'''

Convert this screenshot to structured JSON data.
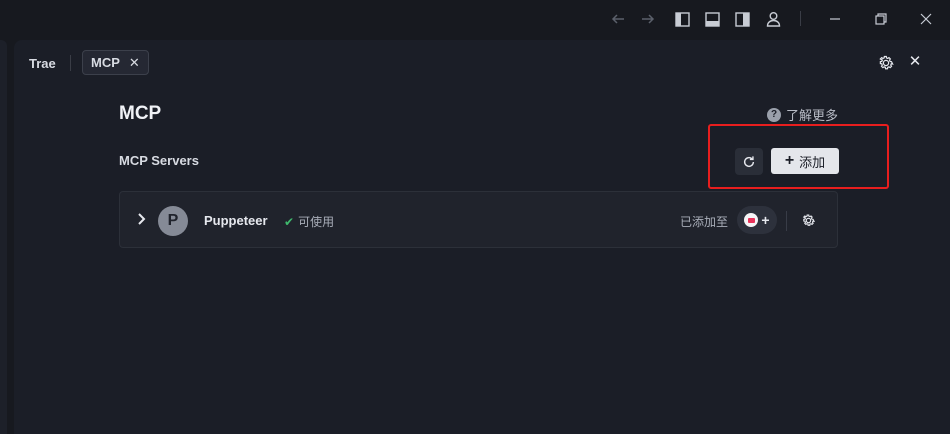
{
  "titlebar": {
    "icons": [
      "back-arrow-icon",
      "forward-arrow-icon",
      "sidebar-left-icon",
      "panel-bottom-icon",
      "sidebar-right-icon",
      "account-icon",
      "minimize-icon",
      "restore-icon",
      "close-icon"
    ]
  },
  "tabs": [
    {
      "label": "Trae",
      "active": false
    },
    {
      "label": "MCP",
      "active": true,
      "close": "✕"
    }
  ],
  "main": {
    "title": "MCP",
    "learn_more": "了解更多",
    "help_glyph": "?",
    "section_title": "MCP Servers",
    "add_button": "添加",
    "add_plus": "+"
  },
  "servers": [
    {
      "avatar_letter": "P",
      "name": "Puppeteer",
      "status": "可使用",
      "status_color": "#3fb96d",
      "added_label": "已添加至",
      "add_glyph": "+"
    }
  ],
  "colors": {
    "background": "#17191f",
    "panel": "#1b1e27",
    "card": "#20232c",
    "highlight": "#e81e1e",
    "add_button": "#e4e6eb"
  }
}
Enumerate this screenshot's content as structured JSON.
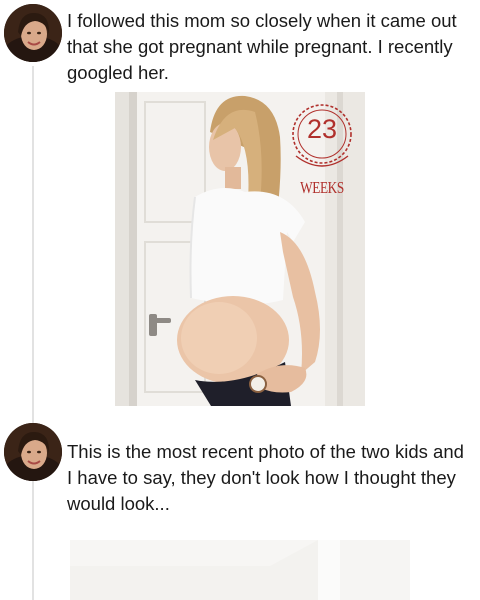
{
  "posts": [
    {
      "text": "I followed this mom so closely when it came out that she got pregnant while pregnant. I recently googled her.",
      "image": {
        "badge_number": "23",
        "badge_label": "WEEKS"
      }
    },
    {
      "text": "This is the most recent photo of the two kids and I have to say, they don't look how I thought they would look..."
    }
  ]
}
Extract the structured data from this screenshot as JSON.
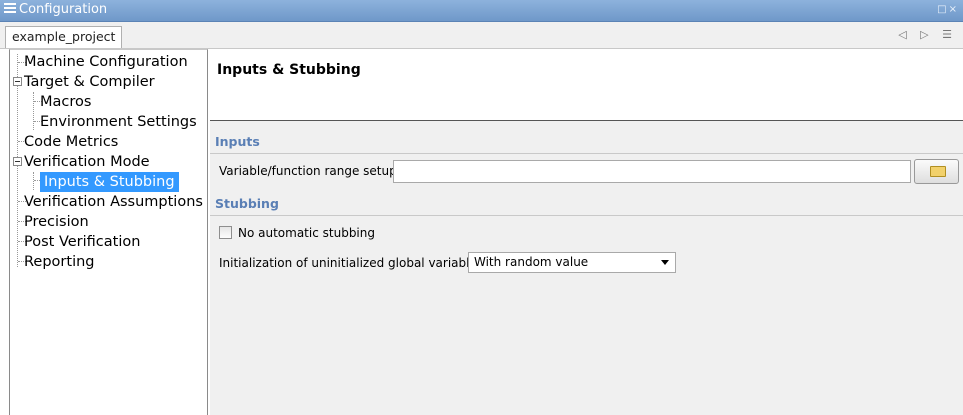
{
  "window": {
    "title": "Configuration",
    "icon": "document-icon",
    "controls": "□×"
  },
  "tabs": [
    {
      "label": "example_project"
    }
  ],
  "tab_nav": "◁ ▷ ☰",
  "tree": {
    "items": [
      {
        "label": "Machine Configuration"
      },
      {
        "label": "Target & Compiler"
      },
      {
        "label": "Macros"
      },
      {
        "label": "Environment Settings"
      },
      {
        "label": "Code Metrics"
      },
      {
        "label": "Verification Mode"
      },
      {
        "label": "Inputs & Stubbing"
      },
      {
        "label": "Verification Assumptions"
      },
      {
        "label": "Precision"
      },
      {
        "label": "Post Verification"
      },
      {
        "label": "Reporting"
      }
    ],
    "selected": "Inputs & Stubbing"
  },
  "panel": {
    "title": "Inputs & Stubbing",
    "inputs_section": "Inputs",
    "range_setup_label": "Variable/function range setup",
    "range_setup_value": "",
    "stubbing_section": "Stubbing",
    "no_auto_stub_label": "No automatic stubbing",
    "no_auto_stub_checked": false,
    "init_globals_label": "Initialization of uninitialized global variables",
    "init_globals_value": "With random value"
  },
  "colors": {
    "titlebar": "#7aa3d3",
    "selection": "#3399ff",
    "section_heading": "#5a7fb5"
  }
}
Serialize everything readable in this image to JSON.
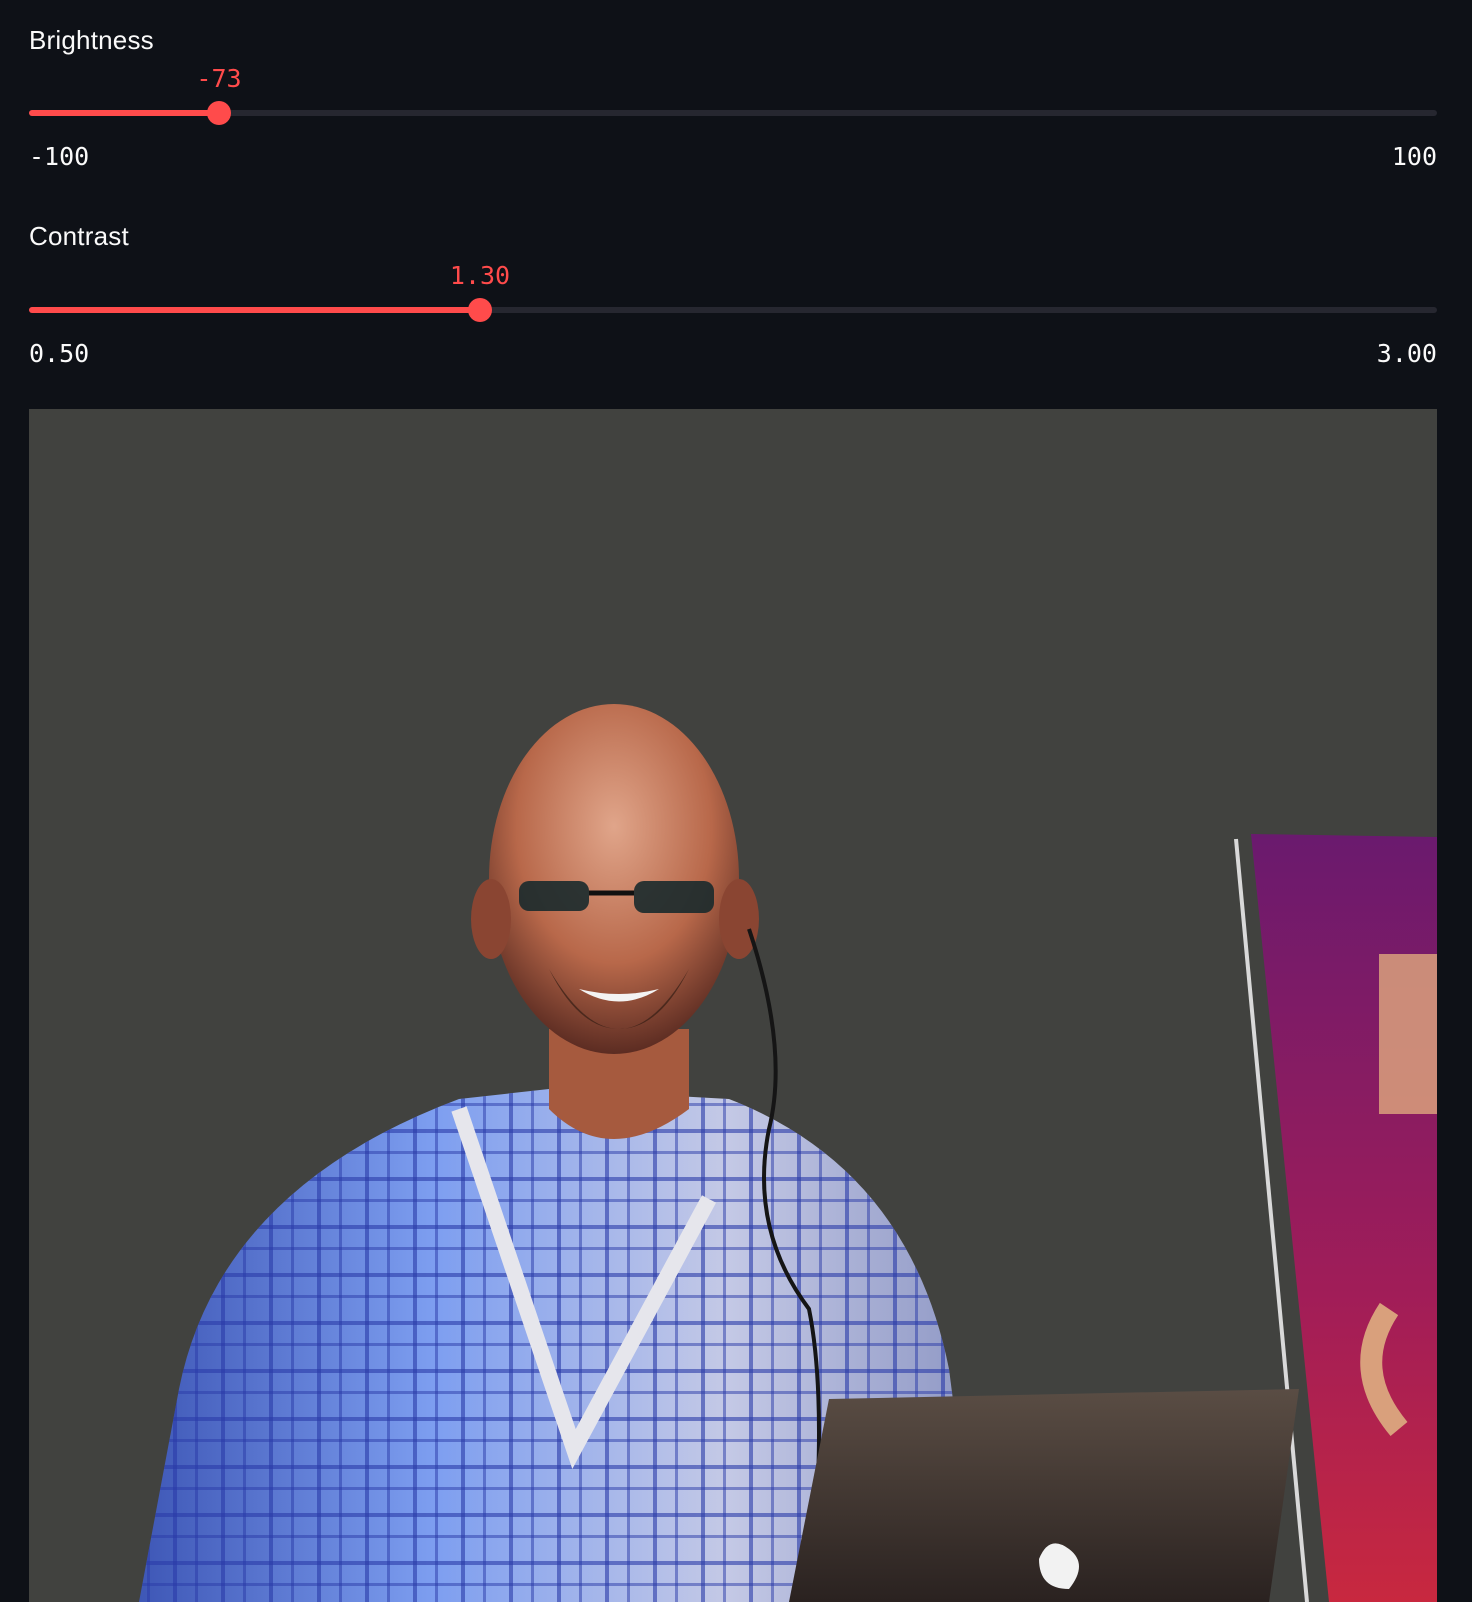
{
  "sliders": {
    "brightness": {
      "label": "Brightness",
      "value": "-73",
      "min_label": "-100",
      "max_label": "100",
      "min": -100,
      "max": 100,
      "current": -73
    },
    "contrast": {
      "label": "Contrast",
      "value": "1.30",
      "min_label": "0.50",
      "max_label": "3.00",
      "min": 0.5,
      "max": 3.0,
      "current": 1.3
    }
  },
  "colors": {
    "background": "#0e1117",
    "accent": "#ff4b4b",
    "track": "#262730",
    "text": "#fafafa"
  },
  "image": {
    "description_icon": "photo-presenter-at-laptop"
  }
}
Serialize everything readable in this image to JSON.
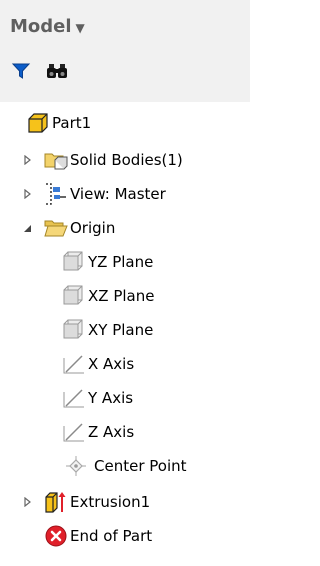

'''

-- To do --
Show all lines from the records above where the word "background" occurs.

-- Expected output --
    "background": "#17191f",
    "background": "#0e1117",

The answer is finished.